|Posted By: Larry Willmore on September 30, 2004|
|This is an old debate. John Stuart Mill, in his 1871 textbook, Principles of Political Economy, expressed concern with possible government monopoly of the schools of his day and, consistent with his liberal philosophy, defended parental choice:|
One thing must be strenuously insisted on; that the government must claim no monopoly for its education, either in the lower or in the higher branches; must exert neither authority nor influence to induce the people to resort to its teachers in preference to others, and must confer no peculiar advantages on those who have been instructed by them. Though the government teachers will probably be superior to the average of private instructors, they will not embody all the knowledge and sagacity to be found in all instructors taken together, and it is desirable to leave open as many roads as possible to the desired end. It is not endurable that a government should, either de jure or de facto, have a complete control over the education of the people. To possess such a control, and actually exert it, is to be despotic. A government which can mould the opinions and sentiments of the people from their youth upwards, can do with them whatever it pleases. Though a government, therefore, may, and in many cases ought to, establish schools and colleges, it must neither compel nor bribe any person to come to them; nor ought the power of individuals to set up rival establishments, to depend in any degree upon its authorization. It would be justified in requiring from all the people that they shall possess instruction in certain things, but not in prescribing to them how or from whom they shall obtain it.
[Excerpt from _Principles of Political Economy_ (1871), Book V, Chapter XI, paragraph V.11.27.]
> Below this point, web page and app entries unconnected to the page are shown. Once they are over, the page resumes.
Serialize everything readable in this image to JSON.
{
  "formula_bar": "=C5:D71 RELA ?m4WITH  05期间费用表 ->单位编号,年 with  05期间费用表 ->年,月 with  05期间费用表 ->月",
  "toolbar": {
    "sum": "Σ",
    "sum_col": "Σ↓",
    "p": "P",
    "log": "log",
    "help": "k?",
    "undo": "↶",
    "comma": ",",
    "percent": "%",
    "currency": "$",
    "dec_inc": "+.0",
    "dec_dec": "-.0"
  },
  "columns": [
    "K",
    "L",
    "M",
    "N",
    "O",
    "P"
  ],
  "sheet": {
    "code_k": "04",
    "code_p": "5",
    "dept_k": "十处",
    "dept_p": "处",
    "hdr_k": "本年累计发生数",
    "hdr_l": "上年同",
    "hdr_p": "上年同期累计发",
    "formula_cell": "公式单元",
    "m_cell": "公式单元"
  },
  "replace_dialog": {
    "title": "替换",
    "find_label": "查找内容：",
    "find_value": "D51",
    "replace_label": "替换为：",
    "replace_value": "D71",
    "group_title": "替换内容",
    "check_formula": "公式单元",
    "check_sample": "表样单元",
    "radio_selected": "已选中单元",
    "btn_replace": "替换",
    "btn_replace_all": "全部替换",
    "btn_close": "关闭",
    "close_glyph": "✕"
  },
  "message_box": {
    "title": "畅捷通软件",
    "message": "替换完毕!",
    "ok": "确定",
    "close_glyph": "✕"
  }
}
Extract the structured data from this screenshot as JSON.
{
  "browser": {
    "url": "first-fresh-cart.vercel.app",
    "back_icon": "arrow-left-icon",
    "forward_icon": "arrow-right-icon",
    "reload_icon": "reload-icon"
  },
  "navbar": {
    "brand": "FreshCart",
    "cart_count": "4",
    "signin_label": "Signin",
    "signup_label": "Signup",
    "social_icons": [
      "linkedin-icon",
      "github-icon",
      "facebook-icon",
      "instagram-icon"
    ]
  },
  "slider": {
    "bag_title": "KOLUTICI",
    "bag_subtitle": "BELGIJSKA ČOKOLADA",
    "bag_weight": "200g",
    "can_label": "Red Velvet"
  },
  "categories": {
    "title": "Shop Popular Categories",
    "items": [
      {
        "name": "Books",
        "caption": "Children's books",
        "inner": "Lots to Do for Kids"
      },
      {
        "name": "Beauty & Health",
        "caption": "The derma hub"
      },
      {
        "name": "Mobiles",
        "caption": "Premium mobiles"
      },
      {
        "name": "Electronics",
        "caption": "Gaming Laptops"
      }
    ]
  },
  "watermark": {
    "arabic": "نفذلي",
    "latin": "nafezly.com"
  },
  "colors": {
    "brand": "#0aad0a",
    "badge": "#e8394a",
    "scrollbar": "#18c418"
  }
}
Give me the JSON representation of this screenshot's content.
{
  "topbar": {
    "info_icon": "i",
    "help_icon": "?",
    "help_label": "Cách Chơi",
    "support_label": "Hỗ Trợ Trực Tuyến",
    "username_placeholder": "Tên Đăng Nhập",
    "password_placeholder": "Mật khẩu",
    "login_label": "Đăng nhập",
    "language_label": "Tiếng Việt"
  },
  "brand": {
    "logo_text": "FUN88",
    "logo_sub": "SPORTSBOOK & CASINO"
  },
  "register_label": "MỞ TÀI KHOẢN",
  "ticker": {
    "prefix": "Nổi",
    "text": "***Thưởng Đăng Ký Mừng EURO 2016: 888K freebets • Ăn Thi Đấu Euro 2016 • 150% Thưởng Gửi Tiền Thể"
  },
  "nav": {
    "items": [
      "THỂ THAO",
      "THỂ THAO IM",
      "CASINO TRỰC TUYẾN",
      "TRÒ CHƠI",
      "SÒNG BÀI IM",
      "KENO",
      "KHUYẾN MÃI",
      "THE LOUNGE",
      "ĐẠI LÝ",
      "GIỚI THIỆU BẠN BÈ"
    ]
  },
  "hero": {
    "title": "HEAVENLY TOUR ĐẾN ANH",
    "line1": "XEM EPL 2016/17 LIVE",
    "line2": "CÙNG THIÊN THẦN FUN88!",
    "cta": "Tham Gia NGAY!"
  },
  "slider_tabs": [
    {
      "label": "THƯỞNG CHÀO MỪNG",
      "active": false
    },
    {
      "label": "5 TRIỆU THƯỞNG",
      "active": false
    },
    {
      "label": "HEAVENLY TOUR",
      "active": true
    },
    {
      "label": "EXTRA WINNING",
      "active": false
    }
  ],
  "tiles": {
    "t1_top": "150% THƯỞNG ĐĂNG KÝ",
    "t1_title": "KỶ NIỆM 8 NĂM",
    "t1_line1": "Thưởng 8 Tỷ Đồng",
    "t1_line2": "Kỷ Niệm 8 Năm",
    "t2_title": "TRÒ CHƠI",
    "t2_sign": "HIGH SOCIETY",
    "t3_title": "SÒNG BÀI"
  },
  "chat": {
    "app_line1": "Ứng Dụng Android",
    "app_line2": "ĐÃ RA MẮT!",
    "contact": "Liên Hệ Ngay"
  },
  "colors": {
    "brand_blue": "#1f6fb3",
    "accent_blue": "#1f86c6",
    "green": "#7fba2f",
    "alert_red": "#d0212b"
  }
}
In recent years, liberal economists such as E.G. West, Herb Gintis and Joseph Stiglitz have followed Mill in opposing government monopoly of publicly funded education.
| Research Opportunities by Ronald Nuttall on July 2, 2002|